Litigation by activist organizations is an escalating feature in America’s food fights. High-profile lawsuits provide leverage for nutrition nannies’ overarching agenda: a steady march toward “bad” food bans.
Nutrition organizations were once educational entities, providing individuals information before allowing them to make their own choice. Once given the facts, though, many consumers continued to purchase their favorite treats. With sales of bacon and eggs still holding strong, activists have switched to more aggressive tactics: lobbying for warning labels on “junk” food, advocating taxes on popular snacks, and pushing for outright bans on “fast” food restaurants.
The Center for Science in the Public Interest (CSPI), as part of its effort to force Americans to adhere to the group’s fringe notions about what constitutes a healthy diet, has launched or supported dozens of lawsuits against corporate and federal-government targets over the last three decades. Their suits have increased in both frequency and level of sophistication.
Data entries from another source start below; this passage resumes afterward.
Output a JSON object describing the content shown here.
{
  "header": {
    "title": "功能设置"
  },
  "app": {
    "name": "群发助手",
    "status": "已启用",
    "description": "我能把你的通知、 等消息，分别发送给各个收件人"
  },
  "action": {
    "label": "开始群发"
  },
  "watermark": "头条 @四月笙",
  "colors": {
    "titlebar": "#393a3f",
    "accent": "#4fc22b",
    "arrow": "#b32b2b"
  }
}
In the 1970s, CSPI’s “legal” action consisted primarily of petitions to the government. A decade later, it shifted tactics and began to file suits against the federal government. By the turn of the century, the organization had found a new target: corporations. CSPI adopted a strategy of filing or publicly threatening to file lawsuits in order to pressure companies to meet its demands.
For these litigious food scolds, regulations such as menu labeling facilitate their efforts to encourage lawsuits against restaurants. CSPI is just salivating over the chance to “expose” menu items as “mislabeled” — inviting lawsuits from the band of greedy trial lawyers now targeting food companies. If you think that’s impossible, remember that a Seattle law firm sued two popular chain restaurants earlier this year for “misrepresenting nutritional content of menu items.”